Written by Amanda Lee Koe
Review by John La Bonne

Delayed Rays of a Star features three women—the actresses Marlene Dietrich and Anna May Wong, and the filmmaker Leni Riefenstahl—who were famously captured in a photograph by the legendary Alfred Eisenstaedt at a 1928 soirée in Berlin. The novel brilliantly imagines their lives before, during, and after the World War II years. Navigating the politics of the movie world of that era, all three were committed artists who struggled to maintain their individual vision of their work. They constantly fought male assumptions about their ability and their sex, while trying to live independently in a world that expected women to submit.
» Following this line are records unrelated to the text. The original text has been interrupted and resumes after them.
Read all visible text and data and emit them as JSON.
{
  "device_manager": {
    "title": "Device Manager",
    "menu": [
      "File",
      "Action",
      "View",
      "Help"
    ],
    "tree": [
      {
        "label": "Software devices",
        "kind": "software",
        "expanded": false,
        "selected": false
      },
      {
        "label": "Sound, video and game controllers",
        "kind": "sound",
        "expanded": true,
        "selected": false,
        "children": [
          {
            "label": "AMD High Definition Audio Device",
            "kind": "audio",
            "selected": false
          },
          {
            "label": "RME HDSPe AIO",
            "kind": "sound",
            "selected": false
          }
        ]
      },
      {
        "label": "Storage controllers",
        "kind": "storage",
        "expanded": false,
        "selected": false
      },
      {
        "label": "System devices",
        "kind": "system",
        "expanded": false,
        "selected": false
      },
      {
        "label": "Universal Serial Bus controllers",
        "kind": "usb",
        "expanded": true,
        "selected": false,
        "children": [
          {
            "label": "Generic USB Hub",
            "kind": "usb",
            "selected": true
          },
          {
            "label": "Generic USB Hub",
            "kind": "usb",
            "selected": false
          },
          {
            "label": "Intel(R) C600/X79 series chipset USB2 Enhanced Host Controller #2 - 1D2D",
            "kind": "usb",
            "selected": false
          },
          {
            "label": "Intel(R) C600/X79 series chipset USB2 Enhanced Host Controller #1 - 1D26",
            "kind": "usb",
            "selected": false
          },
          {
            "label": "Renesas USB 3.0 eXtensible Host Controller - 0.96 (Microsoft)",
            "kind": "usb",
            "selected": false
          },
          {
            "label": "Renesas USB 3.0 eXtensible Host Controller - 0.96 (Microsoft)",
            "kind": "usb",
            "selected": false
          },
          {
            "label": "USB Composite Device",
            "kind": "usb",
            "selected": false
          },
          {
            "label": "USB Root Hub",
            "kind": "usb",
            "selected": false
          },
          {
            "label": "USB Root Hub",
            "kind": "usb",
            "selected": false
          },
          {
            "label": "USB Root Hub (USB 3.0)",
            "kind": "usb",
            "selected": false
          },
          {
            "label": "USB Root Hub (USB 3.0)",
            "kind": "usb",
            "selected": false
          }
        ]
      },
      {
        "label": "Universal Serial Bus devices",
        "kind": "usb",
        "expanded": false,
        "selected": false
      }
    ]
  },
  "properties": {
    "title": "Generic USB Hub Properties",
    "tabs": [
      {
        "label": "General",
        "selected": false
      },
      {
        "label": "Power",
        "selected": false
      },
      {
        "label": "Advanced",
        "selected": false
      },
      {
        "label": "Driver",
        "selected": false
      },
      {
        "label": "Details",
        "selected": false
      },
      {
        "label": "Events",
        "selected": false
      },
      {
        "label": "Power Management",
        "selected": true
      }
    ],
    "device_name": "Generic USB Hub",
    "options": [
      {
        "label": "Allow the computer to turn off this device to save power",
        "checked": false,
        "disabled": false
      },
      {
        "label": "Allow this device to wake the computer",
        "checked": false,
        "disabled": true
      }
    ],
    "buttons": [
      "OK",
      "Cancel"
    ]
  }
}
Koe depicts her characters’ contradictions with insightful verisimilitude. Marlene is crafty to the point of being manipulative but also wants to be loved; Anna gets cast in many notable films because she is Asian but is embarrassed by her Chinese heritage; Leni wants to make great films but willfully blinds herself to the fact that she services a despicable regime. All three are fiercely ambitious in a time when that trait in a woman is frowned upon. Koe rounds out the story with strong secondary characters, as well as with figures etched in history, such as Adolf Hitler and Josef von Sternberg. Delayed Rays of a Star is one of those risk-taking literary novels that dares us to follow where it leads. The narrative detours and surprises may not be for everyone, but it is a credit to Koe’s achievement that the reader’s patience is rewarded throughout the journey.